How do I avoid paying tax on pension withdrawals?

Canny savers are making the biggest pension withdrawals in early spring to slash or erase tax bills, new research suggests.

Average sums taken out spike in March and April, as pension investors juggle their finances just before the end of the tax year.

Some retirees wait until the final months to do their sums to stay under income tax thresholds and avoid unnecessary payments to the taxman, explains Hargreaves Lansdown which carried out the research.

Thresholds for 2018/2019 tax year. You don’t get a personal allowance on taxable income over £123,700. Source: Gov.uk

Note that the top of the basic rate band is £43,430 in Scotland. You can find more on Scottish bands here.

The income tax bands for 2019/2020 are nil for up to £12,500 per year, 20 per cent for up to £50,000, 40 per cent for up to £150,000, and 45 per cent above that. Read more here, and for Scotland check here.

How do you manage pension withdrawals?

Nathan Long of Hargreaves Lansdown offers the following tips:

1. Balance income and tax: Pension income is taxable, so you need to make sure what other income you’ll receive in the year to work out what tax you’ll have to pay.

You can manage your income in line with particular tax bands, you start paying tax at £11,851 of income and higher rate tax at £46,350 (£43,430 in Scotland).

2. Plan together: It pays to plan your finances with your other half. Balance pension withdrawals with earnings from employment depending on your combined situation.

3. Use Isas for income: Anything withdrawn from an Isa is tax free, so it’s useful to squirrel spare money away into an Isa to act as a supplement to your pension income. 

You get to put away £20,000 into Isas each tax year, so there is plenty of scope up a tax free pot alongside.

4. Hold a cash buffer for pension income payments: Drawdown is riskier than buying a guaranteed income from an annuity because if your investments don’t perform as well as you expect you could run out of money.

Lessen the risk by holding a year’s worth of income as cash so as to avoid being forced to sell your investments if the market falls heavily.
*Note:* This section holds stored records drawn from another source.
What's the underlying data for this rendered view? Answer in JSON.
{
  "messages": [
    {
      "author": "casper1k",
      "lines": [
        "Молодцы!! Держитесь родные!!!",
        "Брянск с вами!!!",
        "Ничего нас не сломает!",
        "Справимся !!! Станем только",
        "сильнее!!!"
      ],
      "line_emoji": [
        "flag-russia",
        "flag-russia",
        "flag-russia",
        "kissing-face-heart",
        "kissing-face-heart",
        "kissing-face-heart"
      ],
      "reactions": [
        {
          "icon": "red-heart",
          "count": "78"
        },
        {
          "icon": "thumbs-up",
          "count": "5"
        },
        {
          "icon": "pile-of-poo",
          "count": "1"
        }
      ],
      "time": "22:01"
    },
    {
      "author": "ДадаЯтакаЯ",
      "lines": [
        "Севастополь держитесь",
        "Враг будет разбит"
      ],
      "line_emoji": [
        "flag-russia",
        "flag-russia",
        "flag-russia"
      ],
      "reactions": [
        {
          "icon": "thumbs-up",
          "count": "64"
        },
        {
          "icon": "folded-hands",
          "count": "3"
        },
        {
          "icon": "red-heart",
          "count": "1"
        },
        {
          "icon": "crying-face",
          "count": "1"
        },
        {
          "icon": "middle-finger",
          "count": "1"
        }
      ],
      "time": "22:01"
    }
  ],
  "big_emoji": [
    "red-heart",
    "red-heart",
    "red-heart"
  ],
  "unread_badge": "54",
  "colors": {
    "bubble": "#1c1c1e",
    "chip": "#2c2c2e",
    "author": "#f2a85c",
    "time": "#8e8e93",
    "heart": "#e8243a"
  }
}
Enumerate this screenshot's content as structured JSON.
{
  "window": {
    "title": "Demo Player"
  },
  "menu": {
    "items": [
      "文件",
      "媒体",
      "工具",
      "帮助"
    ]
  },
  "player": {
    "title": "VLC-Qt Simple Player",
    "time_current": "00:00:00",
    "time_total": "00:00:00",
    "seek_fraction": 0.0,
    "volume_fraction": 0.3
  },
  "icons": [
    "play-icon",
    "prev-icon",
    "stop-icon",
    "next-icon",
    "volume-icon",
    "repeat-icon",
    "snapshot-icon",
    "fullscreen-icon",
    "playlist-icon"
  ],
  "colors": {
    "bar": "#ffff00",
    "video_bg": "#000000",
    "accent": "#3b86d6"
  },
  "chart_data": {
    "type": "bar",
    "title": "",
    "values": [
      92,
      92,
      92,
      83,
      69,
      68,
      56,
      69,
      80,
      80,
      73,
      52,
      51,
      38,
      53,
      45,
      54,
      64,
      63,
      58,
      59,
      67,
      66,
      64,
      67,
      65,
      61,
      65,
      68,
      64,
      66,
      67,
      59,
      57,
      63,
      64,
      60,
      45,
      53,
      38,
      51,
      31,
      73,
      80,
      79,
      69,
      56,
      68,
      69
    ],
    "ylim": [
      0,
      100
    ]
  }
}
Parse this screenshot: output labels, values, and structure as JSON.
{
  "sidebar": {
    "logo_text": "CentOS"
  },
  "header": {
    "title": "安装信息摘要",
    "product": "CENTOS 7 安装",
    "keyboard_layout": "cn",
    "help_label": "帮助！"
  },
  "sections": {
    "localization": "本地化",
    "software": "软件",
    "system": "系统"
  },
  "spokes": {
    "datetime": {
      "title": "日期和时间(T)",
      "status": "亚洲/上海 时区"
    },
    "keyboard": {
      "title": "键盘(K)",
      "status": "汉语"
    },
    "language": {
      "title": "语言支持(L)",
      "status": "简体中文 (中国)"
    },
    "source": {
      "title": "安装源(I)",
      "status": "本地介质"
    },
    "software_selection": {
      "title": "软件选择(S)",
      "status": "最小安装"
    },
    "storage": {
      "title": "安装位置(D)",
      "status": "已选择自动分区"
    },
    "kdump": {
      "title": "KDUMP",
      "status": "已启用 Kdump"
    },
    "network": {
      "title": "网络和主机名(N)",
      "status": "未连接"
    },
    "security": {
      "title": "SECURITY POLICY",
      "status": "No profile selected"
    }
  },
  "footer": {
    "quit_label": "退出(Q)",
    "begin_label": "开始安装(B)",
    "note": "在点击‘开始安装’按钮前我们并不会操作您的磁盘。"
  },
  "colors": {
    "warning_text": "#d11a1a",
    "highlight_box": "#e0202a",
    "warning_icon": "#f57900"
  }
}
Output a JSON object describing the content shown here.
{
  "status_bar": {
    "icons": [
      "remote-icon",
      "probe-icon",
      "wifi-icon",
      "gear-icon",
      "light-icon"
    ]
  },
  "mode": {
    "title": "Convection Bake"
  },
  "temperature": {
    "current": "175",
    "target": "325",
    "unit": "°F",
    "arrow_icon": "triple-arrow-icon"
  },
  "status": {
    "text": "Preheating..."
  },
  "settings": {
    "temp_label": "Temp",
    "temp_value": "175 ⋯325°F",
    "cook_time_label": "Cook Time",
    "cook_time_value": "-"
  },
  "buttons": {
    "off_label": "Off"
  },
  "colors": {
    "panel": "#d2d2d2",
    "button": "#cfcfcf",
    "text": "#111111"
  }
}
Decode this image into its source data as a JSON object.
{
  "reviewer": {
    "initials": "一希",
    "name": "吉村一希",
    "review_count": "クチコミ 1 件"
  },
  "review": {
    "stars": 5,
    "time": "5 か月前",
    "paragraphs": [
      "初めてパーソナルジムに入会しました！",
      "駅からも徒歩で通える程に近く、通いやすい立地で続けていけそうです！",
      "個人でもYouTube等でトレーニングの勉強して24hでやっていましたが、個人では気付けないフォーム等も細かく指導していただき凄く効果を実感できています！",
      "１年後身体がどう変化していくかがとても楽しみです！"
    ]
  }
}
5. Sell investments carefully: Be careful if you are selling investments to fund your income. It’s not necessarily best to sell from all of your investments equally.

Make sure when selling investments you don’t dramatically change the level of risk you are taking.